Building a Better Response
Concern is working to strengthen the collective response of humanitarian organizations to get people the help they need when they need it most.
A typhoon strikes the Philippines. An earthquake devastates Haiti. Monsoon floodwaters inundate Pakistan. A hunger crisis erupts in the Sahel.
When a country is faced with an emergency, international humanitarian organizations jump into action to respond.
However, the first crucial hours and days during an emergency can be a confusing time, with infrastructure often impaired, transportation disrupted, resources made scarce, and lines of communication delayed.
It is essential that NGOs (non-governmental organizations) work together to get help fast to those who need it, but coordinating efforts during the chaos of crises is often challenging.
Concern Worldwide, along with International Medical Corps and Harvard Humanitarian Initiative, decided to do something to help humanitarian workers during these critical moments after a disaster. In 2012, the Building a Better Response (BBR) project was launched, with funding from the Office of US Foreign Disaster Assistance (OFDA).
To date, over 30,000 humanitarians have joined the BBR movement by either attending a workshop or registering for the e-learning tool.
BBR provides training that gives NGO first responders the skills to engage with each other and coordinate more effectively when working on the ground during man-made crises or natural disasters.
Through an interactive e-learning tool and workshops held all over the world that include discussion panels and simulation exercises, BBR participants learn how to become more effective emergency responders by increasing their knowledge of:
Through these trainings, BBR is strengthening the humanitarian community to provide efficient emergency response when people are most in need of our help. To date, over 30,000 humanitarians have joined the BBR movement by either attending a workshop or registering for the e-learning tool.
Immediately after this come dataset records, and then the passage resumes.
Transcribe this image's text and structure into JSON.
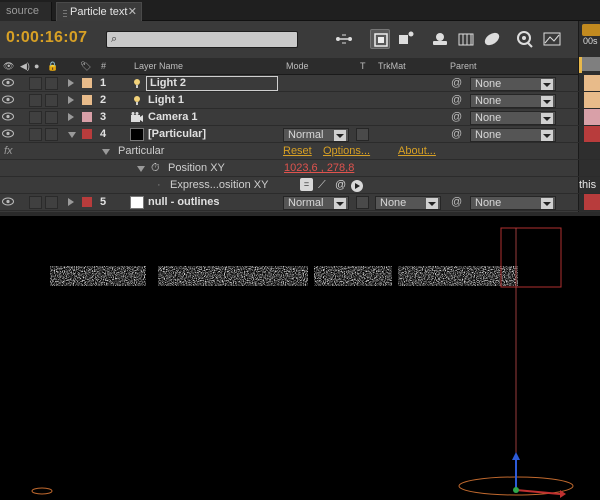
{
  "tabs": {
    "source": "source",
    "active": "Particle text"
  },
  "toolbar": {
    "timecode": "0:00:16:07",
    "search_placeholder": ""
  },
  "ruler": {
    "tick": "00s"
  },
  "columns": {
    "hash": "#",
    "layer_name": "Layer Name",
    "mode": "Mode",
    "t": "T",
    "trkmat": "TrkMat",
    "parent": "Parent"
  },
  "layers": [
    {
      "num": "1",
      "name": "Light 2",
      "label_color": "#e8bb8a",
      "parent": "None"
    },
    {
      "num": "2",
      "name": "Light 1",
      "label_color": "#e8bb8a",
      "parent": "None"
    },
    {
      "num": "3",
      "name": "Camera 1",
      "label_color": "#d9a0a8",
      "parent": "None"
    },
    {
      "num": "4",
      "name": "[Particular]",
      "label_color": "#b83c3c",
      "mode": "Normal",
      "parent": "None"
    },
    {
      "num": "5",
      "name": "null - outlines",
      "label_color": "#b83c3c",
      "mode": "Normal",
      "trkmat": "None",
      "parent": "None"
    }
  ],
  "effect": {
    "fx": "fx",
    "name": "Particular",
    "reset": "Reset",
    "options": "Options...",
    "about": "About...",
    "property": "Position XY",
    "value": "1023,6 , 278,8",
    "expression": "Express...osition XY",
    "right_text": "this"
  },
  "colors": {
    "timecode": "#d7a025",
    "link": "#d7a025",
    "value": "#e0534e"
  }
}
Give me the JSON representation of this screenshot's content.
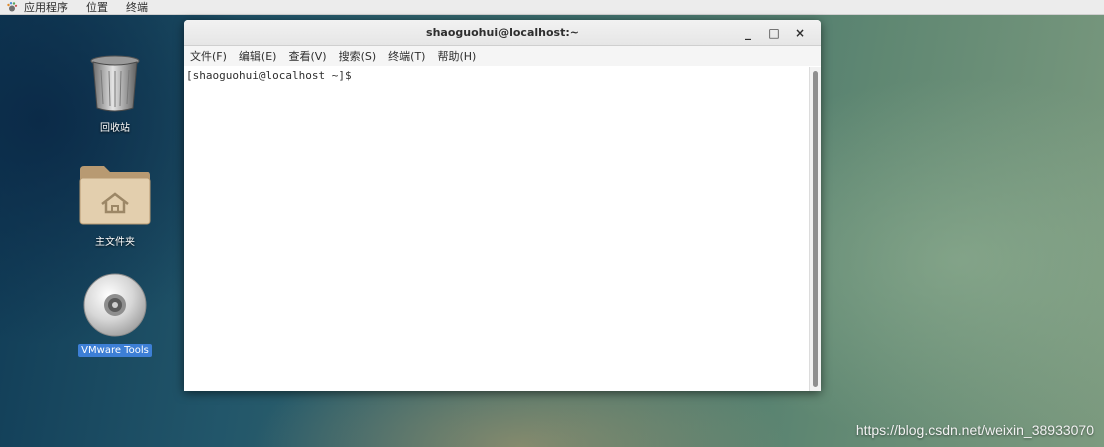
{
  "top_bar": {
    "menus": [
      {
        "label": "应用程序",
        "icon": "gnome-foot-icon"
      },
      {
        "label": "位置"
      },
      {
        "label": "终端"
      }
    ]
  },
  "desktop": {
    "icons": [
      {
        "label": "回收站",
        "icon": "trash-icon"
      },
      {
        "label": "主文件夹",
        "icon": "home-folder-icon"
      },
      {
        "label": "VMware Tools",
        "icon": "cd-disc-icon",
        "selected": true
      }
    ]
  },
  "terminal": {
    "title": "shaoguohui@localhost:~",
    "controls": {
      "minimize": "_",
      "maximize": "□",
      "close": "×"
    },
    "menu": [
      "文件(F)",
      "编辑(E)",
      "查看(V)",
      "搜索(S)",
      "终端(T)",
      "帮助(H)"
    ],
    "prompt": "[shaoguohui@localhost ~]$"
  },
  "watermark": "https://blog.csdn.net/weixin_38933070",
  "colors": {
    "selection": "#3d7fd6",
    "panel": "#ececec"
  }
}
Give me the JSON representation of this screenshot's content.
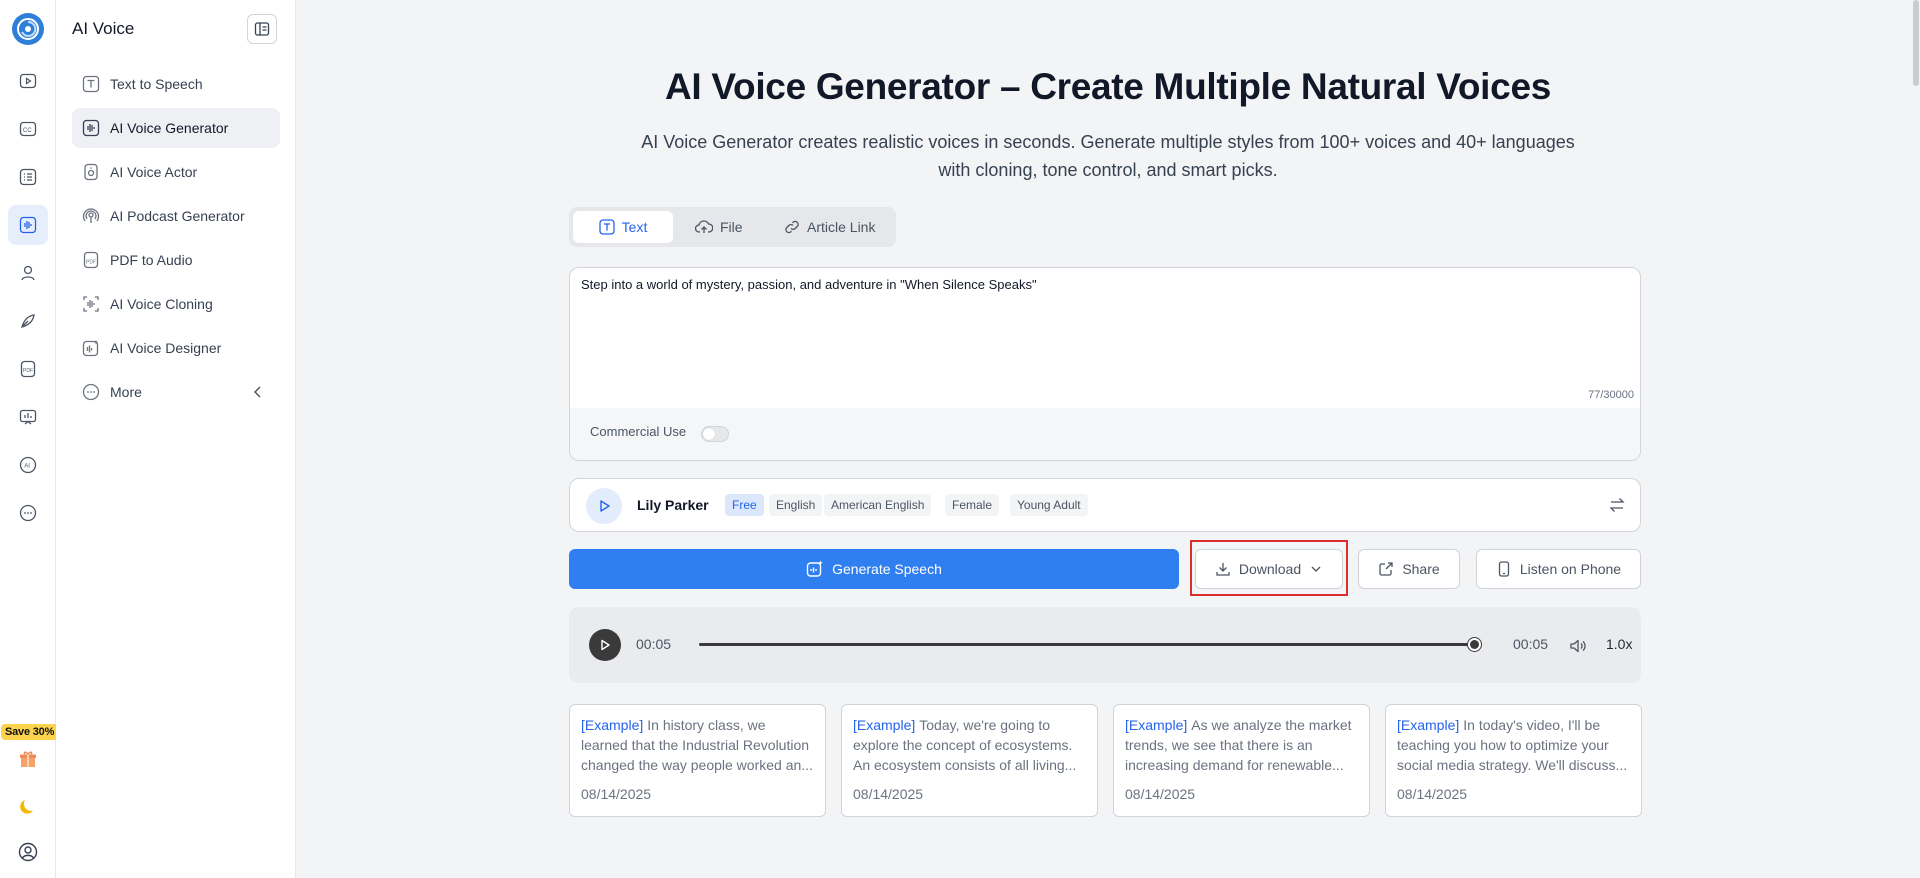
{
  "app": {
    "title": "AI Voice"
  },
  "rail": {
    "save_badge": "Save 30%"
  },
  "sidebar": {
    "items": [
      {
        "label": "Text to Speech"
      },
      {
        "label": "AI Voice Generator"
      },
      {
        "label": "AI Voice Actor"
      },
      {
        "label": "AI Podcast Generator"
      },
      {
        "label": "PDF to Audio"
      },
      {
        "label": "AI Voice Cloning"
      },
      {
        "label": "AI Voice Designer"
      },
      {
        "label": "More"
      }
    ]
  },
  "main": {
    "title": "AI Voice Generator – Create Multiple Natural Voices",
    "subtitle": "AI Voice Generator creates realistic voices in seconds. Generate multiple styles from 100+ voices and 40+ languages with cloning, tone control, and smart picks.",
    "tabs": [
      {
        "label": "Text"
      },
      {
        "label": "File"
      },
      {
        "label": "Article Link"
      }
    ],
    "editor": {
      "text": "Step into a world of mystery, passion, and adventure in \"When Silence Speaks\"",
      "count": "77/30000",
      "commercial_use_label": "Commercial Use",
      "commercial_use_on": false
    },
    "voice": {
      "name": "Lily Parker",
      "tags": [
        "Free",
        "English",
        "American English",
        "Female",
        "Young Adult"
      ]
    },
    "actions": {
      "generate": "Generate Speech",
      "download": "Download",
      "share": "Share",
      "listen": "Listen on Phone"
    },
    "player": {
      "current": "00:05",
      "total": "00:05",
      "speed": "1.0x",
      "progress": 1.0
    },
    "examples": [
      {
        "tag": "[Example]",
        "text": "In history class, we learned that the Industrial Revolution changed the way people worked an...",
        "date": "08/14/2025"
      },
      {
        "tag": "[Example]",
        "text": "Today, we're going to explore the concept of ecosystems. An ecosystem consists of all living...",
        "date": "08/14/2025"
      },
      {
        "tag": "[Example]",
        "text": "As we analyze the market trends, we see that there is an increasing demand for renewable...",
        "date": "08/14/2025"
      },
      {
        "tag": "[Example]",
        "text": "In today's video, I'll be teaching you how to optimize your social media strategy. We'll discuss...",
        "date": "08/14/2025"
      }
    ]
  },
  "colors": {
    "accent": "#2f7ff0",
    "highlight": "#d9302c",
    "badge": "#fbd34d"
  }
}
To learn more about BBR and to sign up for the interactive online learning tool, visit buildingabetterresponse.org.